The exhibition “Vivian Maier. In Her Own Hands”, produced by diChroma Photography and curated by Anne Morin, brings together photographs in both black and white and colour, most of whom were recently revealed by the Maloof archive, showing street scenes from New York and Chicago over the years 1950 to 1980. The photographic language that Maier uses is its own visual experience based on a discrete and silent observation of the world around her. His (sic) scenes spontaneously capture the peculiarities of the “urban America” in the second half of the twentieth century with a great sense of composition, light and environment, showing a great ability to communicate both humour and tragedy. Vivian Maier’s work has already been inscribed in the history of twentieth-century photography, next to big names from the called Street Photography, as Helen Levitt, William Klein and Garry Winogrand. Vivian Maier (1926 – 2009) Born in New York to a French mother and an Austro-Hungarian father, worked as a nanny for forty years. On his (sic) days off Maier was dedicated to making photographs that will jealously hid to the eyes of others. Her life is a mystery. It is said to have died in abject poverty living on the streets for some time, until the children who had looked after in the late 1950s bought an apartment and paid her bills until the day of her death in 2009.

Photography was allowed in the gallery and attached is a pdf of some sample images and information panels – see here.

Source: iPhone gallery snap
Source: iPhone gallery snap

I was already familiar with Maier’s work through the John Maloof and Charlie Siskel documentary, Finding Vivian Maier, the BBC’s Imagine documentary, Vivian Maier: Who Took Nanny’s Pictures?, and a photo book gifted to me, Vivian Maier: Street Photographer, also by Maloof. The mystery of her life and work adds an additional, unusual context to her photos.

In this post, I focus only on my observations from the exhibition.

  • Maier experimented with self-portraiture, looking for interesting reflections in different objects; this work is striking in the simplicity of the approach available to Maier and effectiveness of the images, some including imaginative over-lays of other people or objects. Maier’s intention when making these images will probably never be known – were they studies in reflections, aimed at honing observational and technical aspects of her work, or was it interest in her own image (that she never printed)?
  • The tonality of the prints (mostly black and white on matt) was notably higher quality than that in the printed books of her work. This would be expected to some extent, but the difference seemed more significant than that I’ve noticed with other photographers’ work. This is an important lesson in managing the context of the presentation of work and what can happen when out of the photographer’s hands.
  • As the photographs were not edited by the photographer, we have no understanding of her intention; particularly whether or not she envisaged them in series or as individual images. I find exhibitions of images arranged around themes, or in series more significant and accomplished than stand-alone images. Having visited a retrospective of Bruce Davidson’s work the day before (see here), I missed this aspect from the exhibition.
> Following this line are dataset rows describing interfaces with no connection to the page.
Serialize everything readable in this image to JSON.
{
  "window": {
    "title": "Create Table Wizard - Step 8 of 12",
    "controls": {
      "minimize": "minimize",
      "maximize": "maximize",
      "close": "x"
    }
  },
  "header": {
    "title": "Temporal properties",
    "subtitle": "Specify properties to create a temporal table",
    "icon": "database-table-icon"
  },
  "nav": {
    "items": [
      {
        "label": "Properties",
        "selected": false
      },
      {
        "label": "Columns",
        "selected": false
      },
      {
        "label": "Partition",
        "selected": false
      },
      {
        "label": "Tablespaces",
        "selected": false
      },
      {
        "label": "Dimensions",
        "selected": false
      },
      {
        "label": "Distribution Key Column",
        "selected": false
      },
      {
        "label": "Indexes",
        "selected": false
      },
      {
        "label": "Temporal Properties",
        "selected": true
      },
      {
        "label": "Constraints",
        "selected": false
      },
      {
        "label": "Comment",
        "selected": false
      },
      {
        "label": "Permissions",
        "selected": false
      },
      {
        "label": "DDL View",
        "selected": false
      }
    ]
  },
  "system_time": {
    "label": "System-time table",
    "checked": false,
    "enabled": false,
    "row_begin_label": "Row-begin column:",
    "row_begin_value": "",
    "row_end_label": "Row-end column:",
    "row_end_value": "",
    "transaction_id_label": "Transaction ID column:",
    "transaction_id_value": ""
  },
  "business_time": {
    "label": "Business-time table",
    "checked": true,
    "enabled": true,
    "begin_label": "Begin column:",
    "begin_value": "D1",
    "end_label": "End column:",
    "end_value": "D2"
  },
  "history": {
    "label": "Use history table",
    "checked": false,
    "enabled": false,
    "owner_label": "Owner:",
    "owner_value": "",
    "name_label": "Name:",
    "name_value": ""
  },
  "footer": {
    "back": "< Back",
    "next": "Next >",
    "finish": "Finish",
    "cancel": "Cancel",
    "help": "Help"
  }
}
Overall, I enjoy Maier’s work because of the proximity to her subjects – there is a sense of being taken back to the moment in which the photo was made and being up-close to personalities from another time. There is an intimacy to her work that I feel is important to make this type of photography worthwhile; close, often with wide-angle perspective of narrative; it otherwise becomes a shot of a stranger walking down a street that anyone with a camera could take.


Fundació Foto Colectania [website]. Vivian Maier. In Her Own Hands. Available from: [accessed 28.8.16]

Vivian Maier [website]. Available from: [accessed 28.8.16]